(Interface dataset entries)
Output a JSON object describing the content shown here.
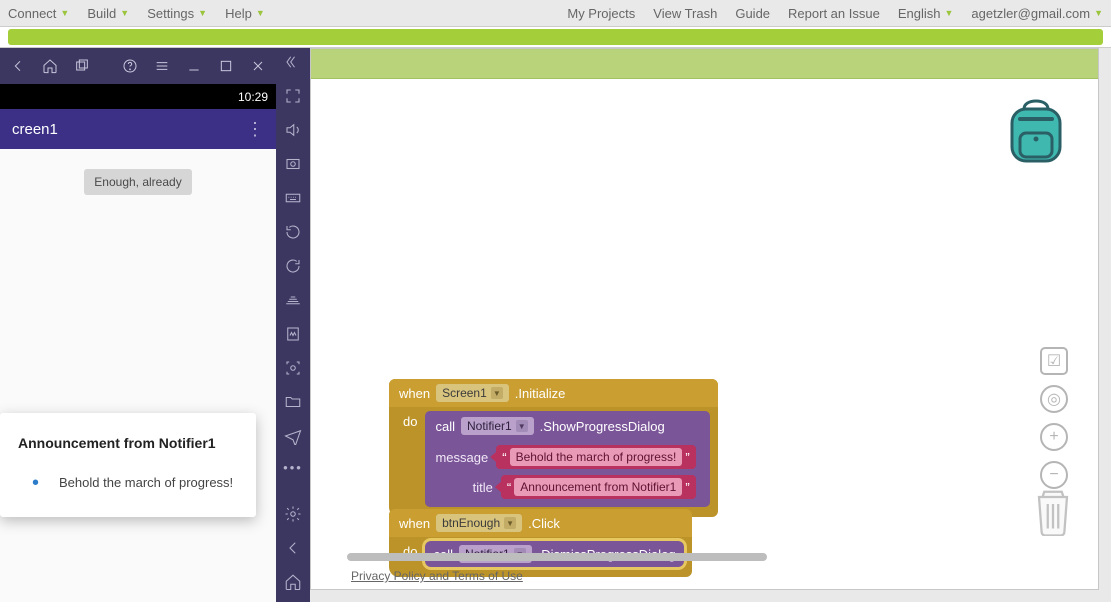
{
  "topmenu": {
    "left": [
      "Connect",
      "Build",
      "Settings",
      "Help"
    ],
    "right": [
      "My Projects",
      "View Trash",
      "Guide",
      "Report an Issue"
    ],
    "language": "English",
    "user": "agetzler@gmail.com"
  },
  "phone": {
    "time": "10:29",
    "screenTitle": "creen1",
    "buttonLabel": "Enough, already"
  },
  "dialog": {
    "title": "Announcement from Notifier1",
    "message": "Behold the march of progress!"
  },
  "blocks": {
    "event1": {
      "when": "when",
      "component": "Screen1",
      "event": ".Initialize",
      "do": "do",
      "call": "call",
      "callComponent": "Notifier1",
      "method": ".ShowProgressDialog",
      "param1": "message",
      "param2": "title",
      "text1": "Behold the march of progress!",
      "text2": "Announcement from Notifier1"
    },
    "event2": {
      "when": "when",
      "component": "btnEnough",
      "event": ".Click",
      "do": "do",
      "call": "call",
      "callComponent": "Notifier1",
      "method": ".DismissProgressDialog"
    }
  },
  "footer": {
    "privacy": "Privacy Policy and Terms of Use"
  }
}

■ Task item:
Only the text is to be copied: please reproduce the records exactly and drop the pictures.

■ Expected answer:
Output a JSON object describing the content shown here.
{
  "topmenu": {
    "left": [
      "Connect",
      "Build",
      "Settings",
      "Help"
    ],
    "right": [
      "My Projects",
      "View Trash",
      "Guide",
      "Report an Issue"
    ],
    "language": "English",
    "user": "agetzler@gmail.com"
  },
  "phone": {
    "time": "10:29",
    "screenTitle": "creen1",
    "buttonLabel": "Enough, already"
  },
  "dialog": {
    "title": "Announcement from Notifier1",
    "message": "Behold the march of progress!"
  },
  "blocks": {
    "event1": {
      "when": "when",
      "component": "Screen1",
      "event": ".Initialize",
      "do": "do",
      "call": "call",
      "callComponent": "Notifier1",
      "method": ".ShowProgressDialog",
      "param1": "message",
      "param2": "title",
      "text1": "Behold the march of progress!",
      "text2": "Announcement from Notifier1"
    },
    "event2": {
      "when": "when",
      "component": "btnEnough",
      "event": ".Click",
      "do": "do",
      "call": "call",
      "callComponent": "Notifier1",
      "method": ".DismissProgressDialog"
    }
  },
  "footer": {
    "privacy": "Privacy Policy and Terms of Use"
  }
}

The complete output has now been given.